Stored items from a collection
****************

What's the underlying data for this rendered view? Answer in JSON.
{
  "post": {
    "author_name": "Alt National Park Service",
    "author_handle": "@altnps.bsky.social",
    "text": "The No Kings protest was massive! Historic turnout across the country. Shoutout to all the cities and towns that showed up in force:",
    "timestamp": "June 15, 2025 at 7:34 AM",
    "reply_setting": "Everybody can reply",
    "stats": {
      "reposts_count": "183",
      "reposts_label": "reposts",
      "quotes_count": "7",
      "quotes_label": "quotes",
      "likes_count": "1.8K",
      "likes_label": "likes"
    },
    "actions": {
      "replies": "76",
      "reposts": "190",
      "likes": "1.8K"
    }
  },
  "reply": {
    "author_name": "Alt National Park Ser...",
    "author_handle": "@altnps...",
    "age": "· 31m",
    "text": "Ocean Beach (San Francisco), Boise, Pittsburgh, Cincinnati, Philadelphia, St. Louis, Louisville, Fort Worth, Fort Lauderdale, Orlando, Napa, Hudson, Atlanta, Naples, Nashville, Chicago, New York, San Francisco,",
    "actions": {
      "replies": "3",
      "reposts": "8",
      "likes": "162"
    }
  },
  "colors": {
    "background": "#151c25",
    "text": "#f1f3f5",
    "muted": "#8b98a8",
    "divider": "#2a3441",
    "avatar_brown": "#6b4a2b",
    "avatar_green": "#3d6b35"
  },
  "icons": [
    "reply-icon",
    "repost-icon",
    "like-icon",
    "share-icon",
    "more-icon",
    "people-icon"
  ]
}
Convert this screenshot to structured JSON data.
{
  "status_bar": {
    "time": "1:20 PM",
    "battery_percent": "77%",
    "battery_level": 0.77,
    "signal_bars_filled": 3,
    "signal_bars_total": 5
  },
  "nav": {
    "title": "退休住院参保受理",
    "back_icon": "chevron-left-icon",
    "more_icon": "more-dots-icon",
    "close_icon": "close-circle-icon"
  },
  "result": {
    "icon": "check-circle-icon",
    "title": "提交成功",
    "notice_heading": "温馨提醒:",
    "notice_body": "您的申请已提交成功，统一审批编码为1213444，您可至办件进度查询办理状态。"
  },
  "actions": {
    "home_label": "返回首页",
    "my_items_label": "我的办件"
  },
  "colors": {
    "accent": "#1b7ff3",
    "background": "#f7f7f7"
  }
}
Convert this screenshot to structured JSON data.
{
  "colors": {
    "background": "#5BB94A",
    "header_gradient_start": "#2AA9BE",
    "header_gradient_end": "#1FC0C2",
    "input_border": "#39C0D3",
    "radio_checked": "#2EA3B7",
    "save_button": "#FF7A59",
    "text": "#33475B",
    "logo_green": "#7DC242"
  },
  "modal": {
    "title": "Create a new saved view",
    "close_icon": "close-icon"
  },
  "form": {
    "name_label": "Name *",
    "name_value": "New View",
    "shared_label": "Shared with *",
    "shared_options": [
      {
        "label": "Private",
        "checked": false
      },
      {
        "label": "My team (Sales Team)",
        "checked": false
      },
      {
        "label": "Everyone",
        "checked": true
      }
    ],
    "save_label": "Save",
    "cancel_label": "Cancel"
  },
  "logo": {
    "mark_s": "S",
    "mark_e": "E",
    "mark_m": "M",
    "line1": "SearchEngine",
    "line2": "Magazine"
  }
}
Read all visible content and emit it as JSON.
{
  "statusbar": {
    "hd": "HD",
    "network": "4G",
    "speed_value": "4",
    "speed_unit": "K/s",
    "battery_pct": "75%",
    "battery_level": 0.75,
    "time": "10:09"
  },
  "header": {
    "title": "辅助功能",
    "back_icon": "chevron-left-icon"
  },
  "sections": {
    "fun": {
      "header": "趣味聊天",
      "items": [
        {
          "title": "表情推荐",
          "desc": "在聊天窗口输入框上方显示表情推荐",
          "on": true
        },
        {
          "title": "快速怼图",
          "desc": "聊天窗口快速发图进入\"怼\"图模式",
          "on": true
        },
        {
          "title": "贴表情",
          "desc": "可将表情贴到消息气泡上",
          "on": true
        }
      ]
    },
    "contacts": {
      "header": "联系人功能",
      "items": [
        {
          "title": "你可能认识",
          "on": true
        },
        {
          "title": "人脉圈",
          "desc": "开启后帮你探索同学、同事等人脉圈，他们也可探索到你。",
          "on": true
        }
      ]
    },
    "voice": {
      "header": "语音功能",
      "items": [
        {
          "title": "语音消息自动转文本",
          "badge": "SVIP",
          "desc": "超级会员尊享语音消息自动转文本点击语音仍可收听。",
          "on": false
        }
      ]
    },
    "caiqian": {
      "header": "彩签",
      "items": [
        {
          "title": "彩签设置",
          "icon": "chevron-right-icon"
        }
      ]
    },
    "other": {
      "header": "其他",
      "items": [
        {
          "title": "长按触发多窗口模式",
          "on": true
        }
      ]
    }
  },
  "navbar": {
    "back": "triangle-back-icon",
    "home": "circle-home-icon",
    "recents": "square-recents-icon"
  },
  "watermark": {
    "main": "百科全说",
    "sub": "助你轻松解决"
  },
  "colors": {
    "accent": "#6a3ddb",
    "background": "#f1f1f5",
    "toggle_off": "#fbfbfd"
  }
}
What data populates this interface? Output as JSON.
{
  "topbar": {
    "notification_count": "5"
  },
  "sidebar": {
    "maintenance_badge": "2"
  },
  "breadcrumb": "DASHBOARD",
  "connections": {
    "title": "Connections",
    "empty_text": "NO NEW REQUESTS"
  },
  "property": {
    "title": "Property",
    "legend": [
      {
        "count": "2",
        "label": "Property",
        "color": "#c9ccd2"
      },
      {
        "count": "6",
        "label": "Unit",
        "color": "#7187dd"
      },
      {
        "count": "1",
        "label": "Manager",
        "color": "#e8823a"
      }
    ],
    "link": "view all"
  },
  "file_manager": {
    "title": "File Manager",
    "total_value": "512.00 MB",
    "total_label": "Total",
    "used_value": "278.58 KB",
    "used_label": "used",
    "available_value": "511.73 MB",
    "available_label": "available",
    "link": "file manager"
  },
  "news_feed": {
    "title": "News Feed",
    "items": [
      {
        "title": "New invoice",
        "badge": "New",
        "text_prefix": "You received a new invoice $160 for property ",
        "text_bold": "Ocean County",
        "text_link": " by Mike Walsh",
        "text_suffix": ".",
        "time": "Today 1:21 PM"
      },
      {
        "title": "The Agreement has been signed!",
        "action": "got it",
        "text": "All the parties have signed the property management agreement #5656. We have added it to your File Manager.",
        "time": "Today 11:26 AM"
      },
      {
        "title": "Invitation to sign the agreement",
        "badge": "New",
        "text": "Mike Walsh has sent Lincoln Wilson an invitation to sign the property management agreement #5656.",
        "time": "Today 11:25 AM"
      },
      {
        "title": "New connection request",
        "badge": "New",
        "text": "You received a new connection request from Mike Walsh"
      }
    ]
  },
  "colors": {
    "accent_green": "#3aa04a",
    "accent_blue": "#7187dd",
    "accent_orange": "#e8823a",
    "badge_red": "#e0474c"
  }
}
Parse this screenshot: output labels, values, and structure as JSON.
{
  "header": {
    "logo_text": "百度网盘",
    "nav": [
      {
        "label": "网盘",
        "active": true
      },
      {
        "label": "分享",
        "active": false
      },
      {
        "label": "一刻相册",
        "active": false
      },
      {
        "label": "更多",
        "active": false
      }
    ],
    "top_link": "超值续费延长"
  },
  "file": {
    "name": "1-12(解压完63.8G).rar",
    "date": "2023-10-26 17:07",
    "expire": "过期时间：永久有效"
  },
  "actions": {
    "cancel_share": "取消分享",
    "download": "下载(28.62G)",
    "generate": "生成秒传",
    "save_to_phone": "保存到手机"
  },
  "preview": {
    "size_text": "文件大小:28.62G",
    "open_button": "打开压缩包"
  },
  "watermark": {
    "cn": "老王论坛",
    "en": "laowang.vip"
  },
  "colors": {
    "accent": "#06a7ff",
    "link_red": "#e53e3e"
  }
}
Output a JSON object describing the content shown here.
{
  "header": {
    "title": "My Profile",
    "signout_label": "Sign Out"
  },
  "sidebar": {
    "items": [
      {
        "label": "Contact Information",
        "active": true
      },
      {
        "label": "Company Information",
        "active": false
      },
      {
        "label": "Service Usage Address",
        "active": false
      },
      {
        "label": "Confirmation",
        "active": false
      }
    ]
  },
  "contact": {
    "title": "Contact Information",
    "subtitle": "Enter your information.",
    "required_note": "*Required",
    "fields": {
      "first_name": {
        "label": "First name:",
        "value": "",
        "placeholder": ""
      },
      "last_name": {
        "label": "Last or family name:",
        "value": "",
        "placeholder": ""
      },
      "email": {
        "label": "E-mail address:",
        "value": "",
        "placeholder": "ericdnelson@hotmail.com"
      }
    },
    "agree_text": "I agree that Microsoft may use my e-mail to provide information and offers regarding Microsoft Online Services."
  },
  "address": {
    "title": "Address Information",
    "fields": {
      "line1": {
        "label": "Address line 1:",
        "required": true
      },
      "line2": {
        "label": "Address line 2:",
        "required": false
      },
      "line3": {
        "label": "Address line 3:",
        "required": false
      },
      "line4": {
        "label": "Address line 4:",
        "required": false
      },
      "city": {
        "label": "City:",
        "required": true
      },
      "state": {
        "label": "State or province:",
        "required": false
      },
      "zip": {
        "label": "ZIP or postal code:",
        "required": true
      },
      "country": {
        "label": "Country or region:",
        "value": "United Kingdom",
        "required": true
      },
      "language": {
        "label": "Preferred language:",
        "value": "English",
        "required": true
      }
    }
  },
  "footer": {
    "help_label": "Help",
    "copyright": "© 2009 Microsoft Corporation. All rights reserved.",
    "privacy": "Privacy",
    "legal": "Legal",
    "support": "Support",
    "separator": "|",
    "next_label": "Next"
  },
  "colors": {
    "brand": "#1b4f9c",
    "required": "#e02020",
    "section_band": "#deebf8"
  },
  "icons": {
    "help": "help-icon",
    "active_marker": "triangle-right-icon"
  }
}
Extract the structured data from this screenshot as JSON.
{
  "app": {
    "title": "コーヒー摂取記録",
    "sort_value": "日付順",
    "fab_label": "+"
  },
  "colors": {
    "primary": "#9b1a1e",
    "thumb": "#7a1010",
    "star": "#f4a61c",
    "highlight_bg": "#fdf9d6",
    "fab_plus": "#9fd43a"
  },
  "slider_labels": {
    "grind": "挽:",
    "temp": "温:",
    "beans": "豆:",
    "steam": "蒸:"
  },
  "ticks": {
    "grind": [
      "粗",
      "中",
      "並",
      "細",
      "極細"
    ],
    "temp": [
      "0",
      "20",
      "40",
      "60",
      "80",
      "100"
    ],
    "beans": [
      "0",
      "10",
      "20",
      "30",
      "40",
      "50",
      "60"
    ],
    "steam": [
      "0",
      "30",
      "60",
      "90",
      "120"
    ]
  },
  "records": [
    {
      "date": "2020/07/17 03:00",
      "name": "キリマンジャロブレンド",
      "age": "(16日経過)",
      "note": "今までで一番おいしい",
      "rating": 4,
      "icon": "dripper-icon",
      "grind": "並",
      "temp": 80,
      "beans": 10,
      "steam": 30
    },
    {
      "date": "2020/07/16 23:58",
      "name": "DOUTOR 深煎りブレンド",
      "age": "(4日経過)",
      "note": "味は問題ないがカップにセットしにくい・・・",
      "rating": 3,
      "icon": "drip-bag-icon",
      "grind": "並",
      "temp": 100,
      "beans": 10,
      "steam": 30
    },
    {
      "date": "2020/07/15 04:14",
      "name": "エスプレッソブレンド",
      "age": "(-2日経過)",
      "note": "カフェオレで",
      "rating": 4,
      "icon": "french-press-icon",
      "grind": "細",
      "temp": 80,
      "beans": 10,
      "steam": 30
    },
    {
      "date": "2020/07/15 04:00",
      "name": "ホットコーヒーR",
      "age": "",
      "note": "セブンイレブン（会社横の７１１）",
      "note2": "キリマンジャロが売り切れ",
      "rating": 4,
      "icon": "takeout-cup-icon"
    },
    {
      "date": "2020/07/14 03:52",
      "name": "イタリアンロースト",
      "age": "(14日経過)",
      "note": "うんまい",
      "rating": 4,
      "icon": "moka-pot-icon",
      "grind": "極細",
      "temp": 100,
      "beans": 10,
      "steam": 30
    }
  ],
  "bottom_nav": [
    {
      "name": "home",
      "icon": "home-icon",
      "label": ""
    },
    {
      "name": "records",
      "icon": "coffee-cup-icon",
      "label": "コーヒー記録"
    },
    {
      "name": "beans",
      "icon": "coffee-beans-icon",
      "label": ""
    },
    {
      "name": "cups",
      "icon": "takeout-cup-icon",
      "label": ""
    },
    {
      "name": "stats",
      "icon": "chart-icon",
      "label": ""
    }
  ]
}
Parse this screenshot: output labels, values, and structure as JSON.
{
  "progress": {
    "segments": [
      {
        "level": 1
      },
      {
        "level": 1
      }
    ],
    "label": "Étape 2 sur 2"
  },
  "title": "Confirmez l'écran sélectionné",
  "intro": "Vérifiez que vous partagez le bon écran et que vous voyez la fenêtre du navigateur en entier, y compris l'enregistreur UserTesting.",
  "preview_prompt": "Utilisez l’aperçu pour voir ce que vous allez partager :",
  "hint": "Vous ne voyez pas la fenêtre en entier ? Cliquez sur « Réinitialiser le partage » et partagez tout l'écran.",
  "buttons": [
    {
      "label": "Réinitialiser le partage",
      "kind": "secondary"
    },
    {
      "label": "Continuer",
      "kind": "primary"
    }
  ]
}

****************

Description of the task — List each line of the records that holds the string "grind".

Expected answer —
    "grind": "挽:",
    "grind": [
      "grind": "並",
      "grind": "並",
      "grind": "細",
      "grind": "極細",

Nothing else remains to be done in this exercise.